Madelyn Ann Jones, a resident of Renton, Washington State, earlier asked the court to direct the CNMI registrar to prepare a death certificate establishing a presumption of death for her husband, John J. Jones, on Nov. 18, 2018. She is represented by attorney Rexford C. Kosack.

Mr. Jones, 65, a Federal Aviation Administration employee, went missing after scuba diving with three other persons at the Grotto in November.

According to his wife’s petition, Mr. Jones left behind a wife of 46 years, two children, five grandchildren and his mother.

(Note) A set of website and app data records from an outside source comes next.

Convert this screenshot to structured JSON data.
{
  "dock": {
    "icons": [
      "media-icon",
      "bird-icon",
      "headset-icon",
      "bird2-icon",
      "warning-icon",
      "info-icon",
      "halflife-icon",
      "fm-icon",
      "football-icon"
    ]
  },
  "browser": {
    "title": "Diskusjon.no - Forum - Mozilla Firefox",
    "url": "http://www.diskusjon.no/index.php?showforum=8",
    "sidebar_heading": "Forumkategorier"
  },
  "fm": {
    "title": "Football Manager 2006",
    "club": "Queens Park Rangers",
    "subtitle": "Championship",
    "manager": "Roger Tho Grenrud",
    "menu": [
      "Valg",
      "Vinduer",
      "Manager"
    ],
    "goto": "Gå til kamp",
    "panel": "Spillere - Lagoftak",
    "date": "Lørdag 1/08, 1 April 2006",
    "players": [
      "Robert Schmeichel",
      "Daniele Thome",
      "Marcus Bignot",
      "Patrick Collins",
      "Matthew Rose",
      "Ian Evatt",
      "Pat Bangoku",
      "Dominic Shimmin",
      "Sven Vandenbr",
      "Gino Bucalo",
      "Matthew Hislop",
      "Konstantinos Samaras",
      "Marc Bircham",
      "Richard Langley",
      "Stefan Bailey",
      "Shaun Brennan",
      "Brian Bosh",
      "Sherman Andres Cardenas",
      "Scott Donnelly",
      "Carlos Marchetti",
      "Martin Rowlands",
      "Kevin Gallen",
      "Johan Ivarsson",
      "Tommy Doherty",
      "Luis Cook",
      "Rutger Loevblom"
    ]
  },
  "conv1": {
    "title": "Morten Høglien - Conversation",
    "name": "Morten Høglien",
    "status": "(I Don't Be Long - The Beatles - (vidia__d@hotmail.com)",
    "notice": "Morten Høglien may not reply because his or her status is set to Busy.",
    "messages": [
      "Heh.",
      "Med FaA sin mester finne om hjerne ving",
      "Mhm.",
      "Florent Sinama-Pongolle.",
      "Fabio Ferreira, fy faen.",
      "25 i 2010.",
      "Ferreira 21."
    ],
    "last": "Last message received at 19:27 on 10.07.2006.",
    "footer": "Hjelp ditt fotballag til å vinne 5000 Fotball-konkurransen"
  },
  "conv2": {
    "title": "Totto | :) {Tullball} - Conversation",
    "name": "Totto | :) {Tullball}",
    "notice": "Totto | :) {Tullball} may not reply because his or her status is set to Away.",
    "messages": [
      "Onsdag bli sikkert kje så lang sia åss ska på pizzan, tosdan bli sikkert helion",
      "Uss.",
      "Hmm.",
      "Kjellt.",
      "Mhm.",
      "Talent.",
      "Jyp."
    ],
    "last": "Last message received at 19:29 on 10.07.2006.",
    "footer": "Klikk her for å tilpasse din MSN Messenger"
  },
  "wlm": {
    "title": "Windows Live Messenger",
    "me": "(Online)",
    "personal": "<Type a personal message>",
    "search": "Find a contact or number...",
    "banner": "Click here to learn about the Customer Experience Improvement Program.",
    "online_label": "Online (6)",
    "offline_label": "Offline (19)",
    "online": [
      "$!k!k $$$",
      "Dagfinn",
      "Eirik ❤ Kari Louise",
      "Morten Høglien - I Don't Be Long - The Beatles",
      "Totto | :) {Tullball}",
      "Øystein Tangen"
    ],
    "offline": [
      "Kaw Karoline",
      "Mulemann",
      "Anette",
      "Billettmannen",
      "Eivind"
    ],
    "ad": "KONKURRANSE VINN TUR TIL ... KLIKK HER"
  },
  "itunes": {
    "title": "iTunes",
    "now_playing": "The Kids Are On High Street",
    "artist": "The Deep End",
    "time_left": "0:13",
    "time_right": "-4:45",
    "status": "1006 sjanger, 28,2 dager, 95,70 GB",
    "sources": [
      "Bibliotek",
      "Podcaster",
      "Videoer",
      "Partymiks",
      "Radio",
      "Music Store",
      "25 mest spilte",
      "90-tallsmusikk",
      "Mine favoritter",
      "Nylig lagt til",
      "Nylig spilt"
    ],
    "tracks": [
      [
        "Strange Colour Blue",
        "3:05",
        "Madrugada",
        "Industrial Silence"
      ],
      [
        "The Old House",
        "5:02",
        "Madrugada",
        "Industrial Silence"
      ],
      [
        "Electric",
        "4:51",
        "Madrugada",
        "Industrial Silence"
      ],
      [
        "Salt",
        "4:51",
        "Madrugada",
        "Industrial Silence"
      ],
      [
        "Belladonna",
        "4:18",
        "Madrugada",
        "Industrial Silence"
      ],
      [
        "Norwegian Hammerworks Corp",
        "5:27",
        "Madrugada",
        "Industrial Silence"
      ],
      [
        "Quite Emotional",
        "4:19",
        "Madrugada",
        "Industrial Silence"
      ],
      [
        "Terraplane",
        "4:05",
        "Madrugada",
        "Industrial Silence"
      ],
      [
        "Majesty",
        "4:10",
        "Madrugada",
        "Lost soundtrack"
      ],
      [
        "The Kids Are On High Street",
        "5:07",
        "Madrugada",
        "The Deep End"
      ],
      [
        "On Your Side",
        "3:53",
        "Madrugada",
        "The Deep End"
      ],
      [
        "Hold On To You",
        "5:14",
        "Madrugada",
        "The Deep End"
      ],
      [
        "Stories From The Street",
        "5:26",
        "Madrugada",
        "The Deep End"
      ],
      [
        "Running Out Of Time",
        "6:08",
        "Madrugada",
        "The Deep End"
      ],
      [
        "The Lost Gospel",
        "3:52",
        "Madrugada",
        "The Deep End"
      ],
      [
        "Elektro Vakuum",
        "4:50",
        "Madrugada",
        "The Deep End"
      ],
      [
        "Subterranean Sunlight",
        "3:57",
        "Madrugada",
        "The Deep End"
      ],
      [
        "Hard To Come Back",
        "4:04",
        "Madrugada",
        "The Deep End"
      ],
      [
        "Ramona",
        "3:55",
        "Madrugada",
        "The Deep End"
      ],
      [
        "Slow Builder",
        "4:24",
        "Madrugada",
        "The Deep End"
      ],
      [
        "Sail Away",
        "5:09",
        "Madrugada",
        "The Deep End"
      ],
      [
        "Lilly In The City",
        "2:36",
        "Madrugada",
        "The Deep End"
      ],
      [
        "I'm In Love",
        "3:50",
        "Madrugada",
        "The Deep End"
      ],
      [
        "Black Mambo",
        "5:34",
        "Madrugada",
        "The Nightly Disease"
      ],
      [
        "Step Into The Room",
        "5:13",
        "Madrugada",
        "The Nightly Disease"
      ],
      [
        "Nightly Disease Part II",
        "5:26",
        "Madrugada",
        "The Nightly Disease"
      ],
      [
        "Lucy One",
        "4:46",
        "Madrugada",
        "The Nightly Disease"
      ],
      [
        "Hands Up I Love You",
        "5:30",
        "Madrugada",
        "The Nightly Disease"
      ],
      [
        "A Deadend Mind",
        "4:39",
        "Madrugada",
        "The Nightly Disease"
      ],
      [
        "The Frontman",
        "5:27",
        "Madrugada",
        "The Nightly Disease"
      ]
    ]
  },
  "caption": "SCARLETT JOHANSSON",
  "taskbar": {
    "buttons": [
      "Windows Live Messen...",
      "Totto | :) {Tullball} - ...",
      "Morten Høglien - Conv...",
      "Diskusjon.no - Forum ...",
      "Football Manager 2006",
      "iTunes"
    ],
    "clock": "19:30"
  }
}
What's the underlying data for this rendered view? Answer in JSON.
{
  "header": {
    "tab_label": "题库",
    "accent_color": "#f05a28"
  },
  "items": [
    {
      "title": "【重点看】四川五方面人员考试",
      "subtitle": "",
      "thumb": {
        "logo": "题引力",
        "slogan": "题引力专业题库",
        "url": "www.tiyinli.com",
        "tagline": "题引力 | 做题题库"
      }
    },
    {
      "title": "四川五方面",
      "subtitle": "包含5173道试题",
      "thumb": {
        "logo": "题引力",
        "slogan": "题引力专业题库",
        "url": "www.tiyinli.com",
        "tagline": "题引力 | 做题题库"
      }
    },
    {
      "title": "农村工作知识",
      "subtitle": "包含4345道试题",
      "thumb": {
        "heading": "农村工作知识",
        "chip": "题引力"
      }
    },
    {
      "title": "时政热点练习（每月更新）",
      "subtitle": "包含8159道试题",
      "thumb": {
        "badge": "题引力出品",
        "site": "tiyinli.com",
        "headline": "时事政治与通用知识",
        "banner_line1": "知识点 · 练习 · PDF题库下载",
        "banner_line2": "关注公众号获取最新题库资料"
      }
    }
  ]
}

Mr. Jones was one of two FAA employees temporarily detailed to Saipan to help repair the Francisco C. Ada/Saipan International Airport after it was damaged by Super Typhoon Yutu.

He and another FAA employee went diving on Nov. 18, 2018 for a weekend relaxation. The two entered the waters to scuba dive at the Grotto with two other divers, who were both dive instructors.

Mr. Jones and the other FAA employee were led on a dive tour as customers of a diving company when they went diving that day.

The four divers entered the water at the Grotto, submerged and swam together through one of the underwater passages.

When the four divers were outside the Grotto, Mr. Jones signaled to one of the dive instructors that he was running low on air. At that time, Mr. Jones was about 30 feet below the ocean’s surface.

The dive instructor “signaled to Mr. Jones with an ‘OK’ sign, a ‘thumbs up’ sign, and the blade of his hand pointing towards the passage. [The dive instructor] intended to communicate to [Mr.] Jones that they were OK, they would swim through the passage and then surface. He does not recall whether [Mr.] Jones responded to his signs.”

The dive instructor then used hand signals to inform the other dive instructor and FAA employee that they all should return to the Grotto.

After that, the dive instructor turned back to Mr. Jones but he was no longer there.

The two dive instructors searched up and down the cliffline outside the Grotto, but they were unable to find Mr. Jones.

The U.S. Coast Guard, the U.S. Navy, the U.S. Air Force, the CNMI Department of Fire and Emergency Medical Services and the CNMI Department of Public Safety searched for Mr. Jones for several days. The search was suspended on Nov. 24, 2018.